In having a playwright for a father, I was engulfed by the showman’s glamour. Mom was just mom, cotton wearing, PTA meeting attending, always there, mom.
My mother is a lawyer. She has limited patience for peacock words and purple prose. Yet in retrospect, I can see my continued (yet unacknowledging) emotional reliance on her. In the months predating my father’s death and in the four weeks I stayed home after, my mother seemed to transform from a spectre consistent in its reliability to a fleshed-out individual. She had a life before my father, and before me, so she would now have one after us.
As I packed my bags to return to my life, we spoke of love, men and marriage.
“You will be lonely when you go back. Don’t fall into someone’s bed because of that,” she told me. This I could understand, mom being a mom.
And then she said something that knocked the wind out of my sails.
“And even if you do, don’t beat yourself up over it. Move on.”
Suddenly, Mom was not just mom, but a wise phenomenon, a force of nature, a rebel, despite the cotton kurtas and Jagjit Singh playlist.
Six weeks into my return to Oxford, I felt a disconcerting affection for a dry humour spouting, dramatic gesture making, emotionally aloof man. I played one of my mother’s favourite songs from morning school drop-offs as I made breakfast with my housemate.
Isqh junoon jab had se bad jaye
Tab Aashiq haste-haaste suli chadjaye
Kailash Kher crooned to a maddening love as I spread hazelnut and cocoa on a crepe. What does that mean? My francophone friend asked me to translate.
When love and passion exceed their bounds, I translated, the lover puts himself upon the sacrificial guillotine.
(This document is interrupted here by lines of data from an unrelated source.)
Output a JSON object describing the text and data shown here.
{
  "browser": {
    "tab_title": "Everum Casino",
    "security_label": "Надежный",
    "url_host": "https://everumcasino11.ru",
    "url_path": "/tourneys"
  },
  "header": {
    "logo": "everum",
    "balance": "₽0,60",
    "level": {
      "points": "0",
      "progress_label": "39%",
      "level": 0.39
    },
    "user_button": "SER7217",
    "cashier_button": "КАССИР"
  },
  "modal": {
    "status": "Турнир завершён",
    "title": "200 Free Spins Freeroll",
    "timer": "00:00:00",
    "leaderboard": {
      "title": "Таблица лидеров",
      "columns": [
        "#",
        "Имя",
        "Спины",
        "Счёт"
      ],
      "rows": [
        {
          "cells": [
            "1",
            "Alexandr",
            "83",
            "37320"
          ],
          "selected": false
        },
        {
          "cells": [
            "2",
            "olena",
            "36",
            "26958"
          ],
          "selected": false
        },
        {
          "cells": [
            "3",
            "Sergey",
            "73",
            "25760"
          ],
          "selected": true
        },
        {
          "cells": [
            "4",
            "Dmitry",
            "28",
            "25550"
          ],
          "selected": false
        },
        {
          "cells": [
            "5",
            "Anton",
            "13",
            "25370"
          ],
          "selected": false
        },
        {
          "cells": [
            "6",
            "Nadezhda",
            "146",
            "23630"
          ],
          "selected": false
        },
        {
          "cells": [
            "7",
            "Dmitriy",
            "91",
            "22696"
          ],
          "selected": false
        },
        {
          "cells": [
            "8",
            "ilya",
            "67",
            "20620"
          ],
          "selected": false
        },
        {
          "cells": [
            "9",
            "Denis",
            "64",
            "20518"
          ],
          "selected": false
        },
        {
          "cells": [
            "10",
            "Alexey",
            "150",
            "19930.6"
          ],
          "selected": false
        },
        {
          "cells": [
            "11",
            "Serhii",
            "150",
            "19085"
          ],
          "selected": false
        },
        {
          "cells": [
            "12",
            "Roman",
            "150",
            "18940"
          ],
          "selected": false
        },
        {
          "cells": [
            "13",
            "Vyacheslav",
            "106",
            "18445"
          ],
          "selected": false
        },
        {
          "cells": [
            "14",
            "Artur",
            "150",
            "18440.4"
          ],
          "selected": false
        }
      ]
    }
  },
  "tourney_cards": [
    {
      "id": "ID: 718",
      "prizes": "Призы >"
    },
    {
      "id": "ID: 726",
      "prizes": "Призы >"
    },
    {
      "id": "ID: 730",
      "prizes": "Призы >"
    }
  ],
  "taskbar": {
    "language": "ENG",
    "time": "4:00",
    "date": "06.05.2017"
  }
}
My friend furrowed her eyebrows, implying that doesn’t sound healthy. So I called my mother. I told her of the dry humour spouting, dramatic gesture making, emotionally aloof man. “Men like that don’t make good partners.” The implication of men like that hung heavy on the satellite lines crossing the four thousand odd miles between us. We never spoke of it again.
Soon after, my mother sent me excerpts from the poetry she was reading at the moment.
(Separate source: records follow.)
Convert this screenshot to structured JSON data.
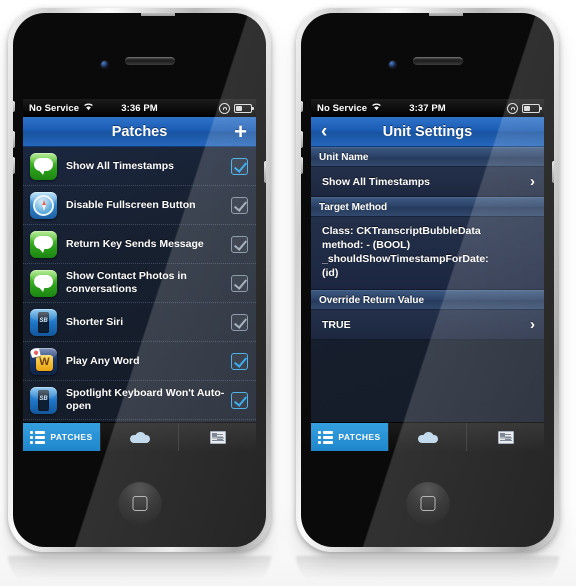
{
  "colors": {
    "accent_blue": "#1f86cc",
    "navbar_blue": "#1a5bb4",
    "list_bg": "#17202f",
    "checkbox_on": "#1ea0ec",
    "checkbox_off": "#9aa6b6",
    "section_header": "#2b4167"
  },
  "phone_left": {
    "statusbar": {
      "carrier": "No Service",
      "time": "3:36 PM",
      "wifi_icon": "wifi-icon",
      "rotation_lock_icon": "rotation-lock-icon",
      "battery_icon": "battery-icon"
    },
    "navbar": {
      "title": "Patches",
      "add_label": "+"
    },
    "rows": [
      {
        "icon": "messages-app-icon",
        "label": "Show All Timestamps",
        "checked": true
      },
      {
        "icon": "safari-app-icon",
        "label": "Disable Fullscreen Button",
        "checked": false
      },
      {
        "icon": "messages-app-icon",
        "label": "Return Key Sends Message",
        "checked": false
      },
      {
        "icon": "messages-app-icon",
        "label": "Show Contact Photos in conversations",
        "checked": false
      },
      {
        "icon": "springboard-app-icon",
        "label": "Shorter Siri",
        "checked": false
      },
      {
        "icon": "words-app-icon",
        "label": "Play Any Word",
        "checked": true
      },
      {
        "icon": "springboard-app-icon",
        "label": "Spotlight Keyboard Won't Auto-open",
        "checked": true
      }
    ],
    "tabbar": [
      {
        "icon": "list-icon",
        "label": "PATCHES",
        "active": true
      },
      {
        "icon": "cloud-icon",
        "label": "",
        "active": false
      },
      {
        "icon": "news-icon",
        "label": "",
        "active": false
      }
    ]
  },
  "phone_right": {
    "statusbar": {
      "carrier": "No Service",
      "time": "3:37 PM",
      "wifi_icon": "wifi-icon",
      "rotation_lock_icon": "rotation-lock-icon",
      "battery_icon": "battery-icon"
    },
    "navbar": {
      "title": "Unit Settings",
      "back_label": "‹"
    },
    "sections": [
      {
        "header": "Unit Name",
        "type": "row",
        "value": "Show All Timestamps",
        "chevron": "›"
      },
      {
        "header": "Target Method",
        "type": "text",
        "value": "Class: CKTranscriptBubbleData\nmethod: - (BOOL)\n_shouldShowTimestampForDate:\n(id)"
      },
      {
        "header": "Override Return Value",
        "type": "row",
        "value": "TRUE",
        "chevron": "›"
      }
    ],
    "tabbar": [
      {
        "icon": "list-icon",
        "label": "PATCHES",
        "active": true
      },
      {
        "icon": "cloud-icon",
        "label": "",
        "active": false
      },
      {
        "icon": "news-icon",
        "label": "",
        "active": false
      }
    ]
  }
}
I saw her bookshelf for the first time. I’d seen it before, of course, but never looked at all the things that live there. My mother reads thirteenth-century theology in translation and pours over texts on international arbitration. She loved a man who was difficult to love. She cared for a daughter whose tongue phrased barbs easier than gratitude. And I understand that now.
My therapist asked me recently: do you think you received unconditional love as a child?
I think back to Tara and Antara’s dynamic. Two women hating their love for each other, unfulfilled in chaos, the tenderness corrupted over misery’s flame. Burnt sugar.
And then I think back to the incense streaks on my childhood bathroom floor.
And I answer: yes.
I was loved - am loved - by a woman who didn’t need me to be more than the sun, moon and stars. And so I try to make amends in the only way I know, in words and books crossing oceans, hoping that my mother, martyr to the writers in her life, reads between the lines.
About the author
Azania Imtiaz Khatri-Patel is a Rhodes Scholar in Residence at the University of Oxford. She researches ghosts, haunted houses (literal and metaphoric) and falls in love with cities and words too often. She is currently pursuing a Master's in Public Policy at the Blavatnik School of Government and moonlights as a writer of fiction, creative nonfiction and long form journalism. Her Instagram is: @azania_patel